Political scientists like to say campaigns are decided by personality more than policy. That’s never been truer than it is this year. President Trump ran for reelection on his track record and on being his own fabulous self, scarcely laying out a second-term agenda. “He has no economic plan. I don’t mean that I don’t like it. It doesn’t exist,” says Glenn Hubbard, a Columbia University economist who was chairman of President George W. Bush’s Council of Economic Advisers. Former Vice President Joe Biden, Trump’s Democratic challenger, does have an agenda, but it came second during the campaign to his message of reconciliation. “I am running as a proud Democrat, but I will govern as an American president,” he said in Gettysburg, Pa., on Oct. 6. But when it’s all over…

2 min
turnout through u.s. history

talks and then levying steel and aluminum tariffs not only on China but also on Canada, Mexico, and Europe.

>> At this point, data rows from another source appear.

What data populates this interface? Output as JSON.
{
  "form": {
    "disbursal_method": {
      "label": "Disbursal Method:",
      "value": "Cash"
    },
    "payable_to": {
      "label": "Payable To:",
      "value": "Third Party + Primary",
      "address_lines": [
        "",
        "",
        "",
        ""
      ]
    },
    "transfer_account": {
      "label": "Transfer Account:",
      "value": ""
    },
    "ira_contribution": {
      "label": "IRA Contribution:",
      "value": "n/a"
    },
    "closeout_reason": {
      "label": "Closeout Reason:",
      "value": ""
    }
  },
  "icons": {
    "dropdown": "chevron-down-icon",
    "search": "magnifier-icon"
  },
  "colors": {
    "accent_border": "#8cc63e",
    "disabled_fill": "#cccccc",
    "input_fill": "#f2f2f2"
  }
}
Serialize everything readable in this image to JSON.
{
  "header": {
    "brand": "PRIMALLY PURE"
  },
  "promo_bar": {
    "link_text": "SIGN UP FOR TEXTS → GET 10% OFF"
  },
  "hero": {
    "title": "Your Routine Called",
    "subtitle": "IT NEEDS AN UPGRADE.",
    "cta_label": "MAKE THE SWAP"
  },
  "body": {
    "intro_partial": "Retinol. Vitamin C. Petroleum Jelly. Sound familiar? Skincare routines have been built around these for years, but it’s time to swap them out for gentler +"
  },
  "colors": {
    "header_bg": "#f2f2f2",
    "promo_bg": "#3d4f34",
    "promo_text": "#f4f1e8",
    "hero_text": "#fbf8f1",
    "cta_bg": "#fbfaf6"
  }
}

Hubbard gives Trump especially poor marks for his response this year to the economic damage done by the pandemic. He says the White House left it to Congress to draft the Coronavirus Aid, Relief, and Economic Security Act, poorly executed the Paycheck Protection Program, and quixotically pushed for a postponement of payroll tax deductions that big employers largely ignored. “I would give Trump, in terms of his economic performance, a mixed grade from a business standpoint,” says Nathan Sheets, who served as undersecretary for international affairs in Obama’s Treasury Department and is now chief economist of PGIM Fixed Income. “Probably in the B, B- range.” Biden, if elected, won’t find things any easier.…

2 min
a comeback for gop women

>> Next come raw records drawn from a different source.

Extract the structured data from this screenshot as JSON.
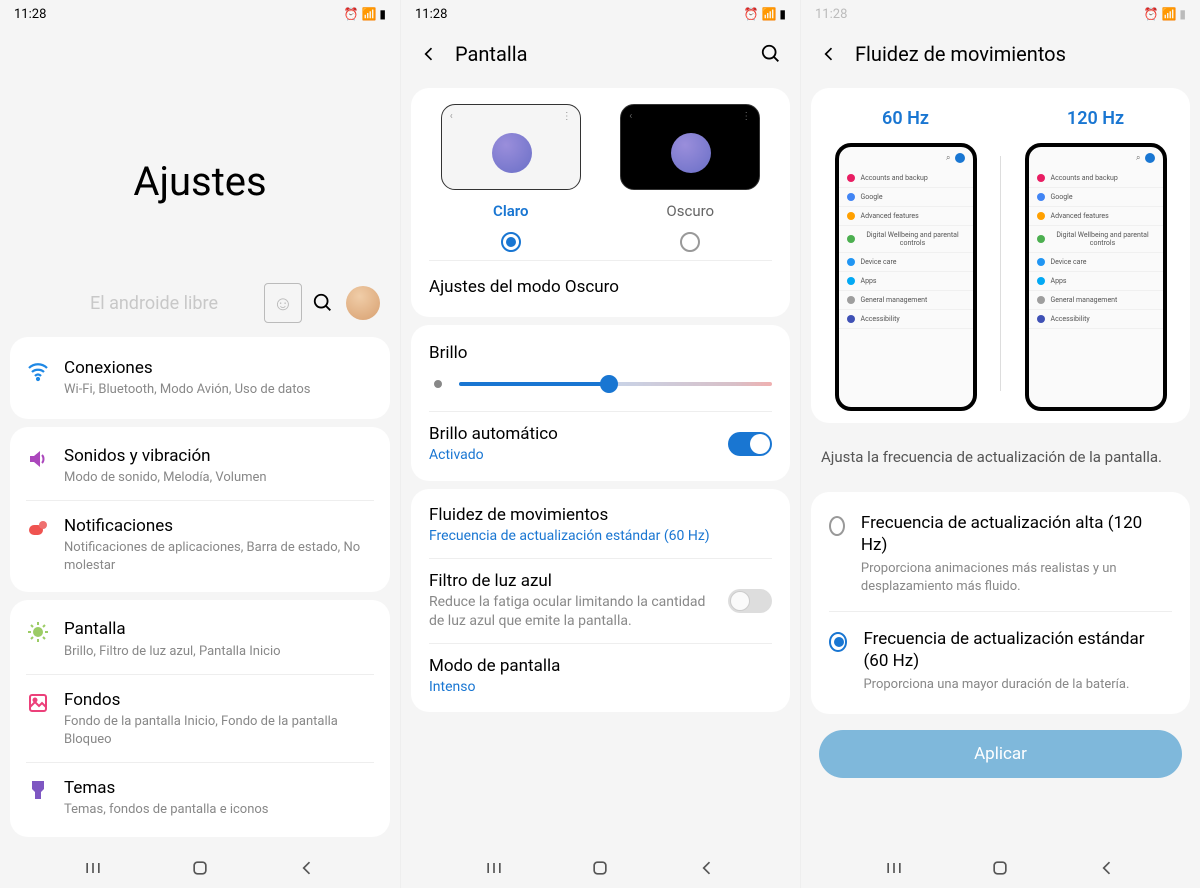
{
  "status": {
    "time": "11:28",
    "icons": "⏰ 📶 ▮"
  },
  "screen1": {
    "title": "Ajustes",
    "watermark": "El androide libre",
    "items": [
      {
        "icon": "wifi",
        "color": "#1e88e5",
        "title": "Conexiones",
        "sub": "Wi-Fi, Bluetooth, Modo Avión, Uso de datos"
      },
      {
        "icon": "sound",
        "color": "#ab47bc",
        "title": "Sonidos y vibración",
        "sub": "Modo de sonido, Melodía, Volumen"
      },
      {
        "icon": "notif",
        "color": "#ef5350",
        "title": "Notificaciones",
        "sub": "Notificaciones de aplicaciones, Barra de estado, No molestar"
      },
      {
        "icon": "display",
        "color": "#9ccc65",
        "title": "Pantalla",
        "sub": "Brillo, Filtro de luz azul, Pantalla Inicio"
      },
      {
        "icon": "wallpaper",
        "color": "#ec407a",
        "title": "Fondos",
        "sub": "Fondo de la pantalla Inicio, Fondo de la pantalla Bloqueo"
      },
      {
        "icon": "themes",
        "color": "#7e57c2",
        "title": "Temas",
        "sub": "Temas, fondos de pantalla e iconos"
      }
    ]
  },
  "screen2": {
    "title": "Pantalla",
    "light": "Claro",
    "dark": "Oscuro",
    "darkModeSettings": "Ajustes del modo Oscuro",
    "brightness": "Brillo",
    "autoBrightness": "Brillo automático",
    "autoBrightnessState": "Activado",
    "motion": "Fluidez de movimientos",
    "motionValue": "Frecuencia de actualización estándar (60 Hz)",
    "blueLight": "Filtro de luz azul",
    "blueLightSub": "Reduce la fatiga ocular limitando la cantidad de luz azul que emite la pantalla.",
    "screenMode": "Modo de pantalla",
    "screenModeValue": "Intenso"
  },
  "screen3": {
    "title": "Fluidez de movimientos",
    "hz60": "60 Hz",
    "hz120": "120 Hz",
    "preview_items": [
      {
        "color": "#e91e63",
        "label": "Accounts and backup"
      },
      {
        "color": "#4285f4",
        "label": "Google"
      },
      {
        "color": "#ffa000",
        "label": "Advanced features"
      },
      {
        "color": "#4caf50",
        "label": "Digital Wellbeing and parental controls"
      },
      {
        "color": "#2196f3",
        "label": "Device care"
      },
      {
        "color": "#03a9f4",
        "label": "Apps"
      },
      {
        "color": "#9e9e9e",
        "label": "General management"
      },
      {
        "color": "#3f51b5",
        "label": "Accessibility"
      }
    ],
    "desc": "Ajusta la frecuencia de actualización de la pantalla.",
    "optHigh": "Frecuencia de actualización alta (120 Hz)",
    "optHighSub": "Proporciona animaciones más realistas y un desplazamiento más fluido.",
    "optStd": "Frecuencia de actualización estándar (60 Hz)",
    "optStdSub": "Proporciona una mayor duración de la batería.",
    "apply": "Aplicar"
  }
}
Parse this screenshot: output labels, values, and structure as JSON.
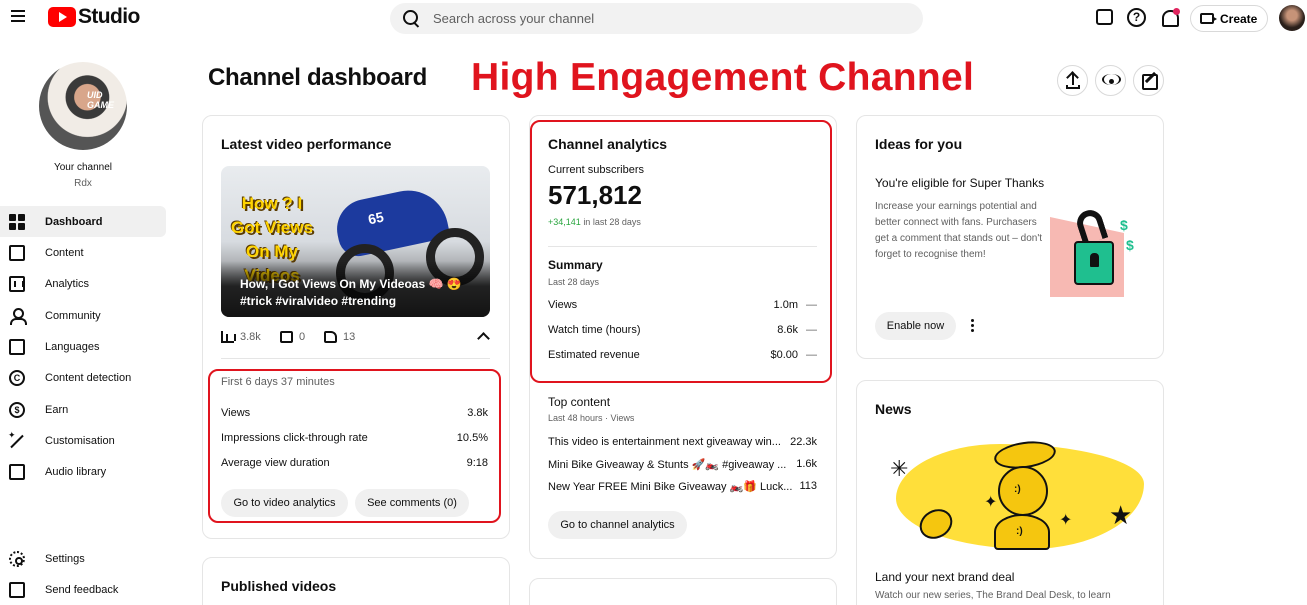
{
  "header": {
    "logo_text": "Studio",
    "search_placeholder": "Search across your channel",
    "create_label": "Create"
  },
  "annotation": {
    "text": "High Engagement Channel",
    "color": "#e0141e"
  },
  "sidebar": {
    "avatar_overlay": "UID GAME",
    "channel_label": "Your channel",
    "channel_name": "Rdx",
    "items": [
      {
        "label": "Dashboard",
        "icon": "dashboard-icon",
        "active": true
      },
      {
        "label": "Content",
        "icon": "content-icon"
      },
      {
        "label": "Analytics",
        "icon": "analytics-icon"
      },
      {
        "label": "Community",
        "icon": "community-icon"
      },
      {
        "label": "Languages",
        "icon": "languages-icon"
      },
      {
        "label": "Content detection",
        "icon": "copyright-icon"
      },
      {
        "label": "Earn",
        "icon": "dollar-icon"
      },
      {
        "label": "Customisation",
        "icon": "wand-icon"
      },
      {
        "label": "Audio library",
        "icon": "audio-library-icon"
      }
    ],
    "bottom": [
      {
        "label": "Settings",
        "icon": "gear-icon"
      },
      {
        "label": "Send feedback",
        "icon": "feedback-icon"
      }
    ]
  },
  "main": {
    "title": "Channel dashboard"
  },
  "latest_video": {
    "title": "Latest video performance",
    "thumbnail_overlay": "How ? I Got Views On My Videos",
    "bike_number": "65",
    "video_title": "How, I Got Views On My Videoas 🧠 😍 #trick #viralvideo #trending",
    "views": "3.8k",
    "comments": "0",
    "likes": "13",
    "period": "First 6 days 37 minutes",
    "metrics": [
      {
        "label": "Views",
        "value": "3.8k"
      },
      {
        "label": "Impressions click-through rate",
        "value": "10.5%"
      },
      {
        "label": "Average view duration",
        "value": "9:18"
      }
    ],
    "go_analytics_label": "Go to video analytics",
    "see_comments_label": "See comments (0)"
  },
  "published": {
    "title": "Published videos"
  },
  "analytics": {
    "title": "Channel analytics",
    "subs_label": "Current subscribers",
    "subs_value": "571,812",
    "subs_change": "+34,141",
    "subs_change_period": "in last 28 days",
    "summary_title": "Summary",
    "summary_period": "Last 28 days",
    "summary": [
      {
        "label": "Views",
        "value": "1.0m",
        "trend": "—"
      },
      {
        "label": "Watch time (hours)",
        "value": "8.6k",
        "trend": "—"
      },
      {
        "label": "Estimated revenue",
        "value": "$0.00",
        "trend": "—"
      }
    ],
    "top_content_title": "Top content",
    "top_content_period": "Last 48 hours · Views",
    "top_content": [
      {
        "title": "This video is entertainment next giveaway win...",
        "views": "22.3k"
      },
      {
        "title": "Mini Bike Giveaway & Stunts 🚀🏍️ #giveaway ...",
        "views": "1.6k"
      },
      {
        "title": "New Year FREE Mini Bike Giveaway 🏍️🎁 Luck...",
        "views": "113"
      }
    ],
    "go_channel_label": "Go to channel analytics"
  },
  "ideas": {
    "title": "Ideas for you",
    "headline": "You're eligible for Super Thanks",
    "body": "Increase your earnings potential and better connect with fans. Purchasers get a comment that stands out – don't forget to recognise them!",
    "enable_label": "Enable now"
  },
  "news": {
    "title": "News",
    "headline": "Land your next brand deal",
    "body": "Watch our new series, The Brand Deal Desk, to learn"
  }
}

At least 30 Republican women will make their way to Congress come January, potentially surpassing a record set in 2006. As of Nov. 4 there were 12 Republican women in races that hadn’t yet been called. The mini-swell will add a sliver of gender diversity to a party overwhelmingly run by White men. (By contrast, the 117th Congress will have at least 96 Democratic women.) “There is no doubt about it. Last night was truly the night of Republican women,” tweeted New York Representative Elise Stefanik, who runs a PAC to get more Republican women elected. Going into the election, it was all but certain the GOP’s female delegate count would grow. That feat alone wouldn’t have been too impressive—the party lost female representation in 2018, leaving 13 women in the…

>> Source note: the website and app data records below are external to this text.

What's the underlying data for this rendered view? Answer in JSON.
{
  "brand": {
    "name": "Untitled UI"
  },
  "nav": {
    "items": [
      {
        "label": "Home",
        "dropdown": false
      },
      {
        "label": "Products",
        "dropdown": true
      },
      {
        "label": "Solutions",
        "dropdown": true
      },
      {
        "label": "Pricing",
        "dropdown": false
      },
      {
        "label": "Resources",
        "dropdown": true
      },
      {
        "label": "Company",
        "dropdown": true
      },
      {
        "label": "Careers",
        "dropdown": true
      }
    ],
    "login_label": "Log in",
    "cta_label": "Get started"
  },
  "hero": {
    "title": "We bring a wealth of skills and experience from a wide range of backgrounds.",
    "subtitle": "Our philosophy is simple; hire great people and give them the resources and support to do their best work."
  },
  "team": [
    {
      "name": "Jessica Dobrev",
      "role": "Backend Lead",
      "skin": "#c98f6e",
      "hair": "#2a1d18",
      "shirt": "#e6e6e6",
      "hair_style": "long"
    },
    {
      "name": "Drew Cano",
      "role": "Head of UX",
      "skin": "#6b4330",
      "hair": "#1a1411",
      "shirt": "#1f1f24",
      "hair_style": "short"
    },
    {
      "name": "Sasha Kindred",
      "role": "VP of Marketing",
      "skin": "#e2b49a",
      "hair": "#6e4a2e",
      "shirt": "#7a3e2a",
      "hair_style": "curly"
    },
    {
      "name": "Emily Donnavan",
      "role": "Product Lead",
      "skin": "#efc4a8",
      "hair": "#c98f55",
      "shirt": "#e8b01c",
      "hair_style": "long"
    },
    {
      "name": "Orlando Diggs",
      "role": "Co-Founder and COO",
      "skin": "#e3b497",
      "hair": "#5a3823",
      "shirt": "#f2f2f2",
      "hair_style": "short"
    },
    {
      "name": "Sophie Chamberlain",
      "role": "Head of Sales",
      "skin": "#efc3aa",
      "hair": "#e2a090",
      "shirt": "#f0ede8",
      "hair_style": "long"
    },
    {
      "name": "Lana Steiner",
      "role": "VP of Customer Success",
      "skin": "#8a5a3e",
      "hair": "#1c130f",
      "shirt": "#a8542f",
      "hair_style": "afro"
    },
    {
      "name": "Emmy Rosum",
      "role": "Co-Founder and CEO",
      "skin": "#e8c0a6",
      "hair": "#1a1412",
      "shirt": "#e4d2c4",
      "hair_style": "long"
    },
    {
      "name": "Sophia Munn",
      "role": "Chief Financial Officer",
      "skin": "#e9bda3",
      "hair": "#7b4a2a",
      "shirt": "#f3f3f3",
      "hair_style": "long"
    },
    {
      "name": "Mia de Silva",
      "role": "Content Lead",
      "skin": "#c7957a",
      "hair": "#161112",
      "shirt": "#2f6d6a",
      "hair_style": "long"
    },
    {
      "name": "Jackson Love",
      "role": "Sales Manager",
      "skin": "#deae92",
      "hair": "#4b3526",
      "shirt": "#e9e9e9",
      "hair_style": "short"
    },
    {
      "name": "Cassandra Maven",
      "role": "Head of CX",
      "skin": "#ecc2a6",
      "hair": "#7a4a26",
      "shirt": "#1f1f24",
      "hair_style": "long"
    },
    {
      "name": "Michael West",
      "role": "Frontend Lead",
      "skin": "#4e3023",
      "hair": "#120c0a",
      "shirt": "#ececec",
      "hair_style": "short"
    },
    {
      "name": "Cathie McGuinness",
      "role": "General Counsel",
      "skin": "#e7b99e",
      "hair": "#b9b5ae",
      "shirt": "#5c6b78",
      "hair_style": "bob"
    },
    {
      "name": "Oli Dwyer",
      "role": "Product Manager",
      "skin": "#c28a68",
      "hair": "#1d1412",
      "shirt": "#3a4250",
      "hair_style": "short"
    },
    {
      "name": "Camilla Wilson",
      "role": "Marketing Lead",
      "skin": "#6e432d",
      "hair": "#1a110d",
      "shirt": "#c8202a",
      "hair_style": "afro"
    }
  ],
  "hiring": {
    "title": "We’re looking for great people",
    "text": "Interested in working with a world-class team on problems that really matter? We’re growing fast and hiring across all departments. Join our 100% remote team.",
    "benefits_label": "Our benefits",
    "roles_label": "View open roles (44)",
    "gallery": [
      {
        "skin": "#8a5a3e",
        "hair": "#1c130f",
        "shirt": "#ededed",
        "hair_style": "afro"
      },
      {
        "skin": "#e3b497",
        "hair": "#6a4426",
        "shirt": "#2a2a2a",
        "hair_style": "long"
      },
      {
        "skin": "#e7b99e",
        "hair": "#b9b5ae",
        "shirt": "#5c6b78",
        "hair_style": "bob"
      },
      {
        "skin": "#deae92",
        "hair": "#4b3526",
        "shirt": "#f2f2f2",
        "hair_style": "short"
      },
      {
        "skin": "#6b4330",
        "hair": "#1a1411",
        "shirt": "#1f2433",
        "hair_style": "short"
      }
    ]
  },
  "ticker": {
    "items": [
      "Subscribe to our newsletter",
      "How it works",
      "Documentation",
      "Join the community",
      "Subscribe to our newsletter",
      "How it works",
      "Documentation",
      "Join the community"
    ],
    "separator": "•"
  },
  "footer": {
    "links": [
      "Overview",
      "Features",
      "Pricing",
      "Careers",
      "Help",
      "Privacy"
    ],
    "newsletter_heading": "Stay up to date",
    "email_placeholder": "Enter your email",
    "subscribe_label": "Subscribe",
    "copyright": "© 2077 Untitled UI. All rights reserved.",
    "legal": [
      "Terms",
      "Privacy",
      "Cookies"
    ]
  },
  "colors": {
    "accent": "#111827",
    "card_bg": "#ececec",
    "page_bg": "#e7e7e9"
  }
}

2 min
a red fortress, not a blue wave

Republicans are likely to extend their six-year control of the U.S. Senate even after polls, the pandemic, and heaps of campaign cash had Democrats expecting victory heading into the election. Although Democrats picked up seats in Colorado and Arizona, there were few other bright spots on the map for the party. At press time, several Senate races remained outstanding, leaving both parties with hope of further gains. A Republican Senate would have the power to cripple the agenda of a President Joe Biden. It would mean an end to pre-election discussion of sweeping progressive social, economic, and environmental measures, as well as any potential expansion of the Supreme Court. With Trump-nominated Justice Amy Coney Barrett having bolstered a conservative majority on the Supreme Court, Democrats also would lack legislative recourse to address…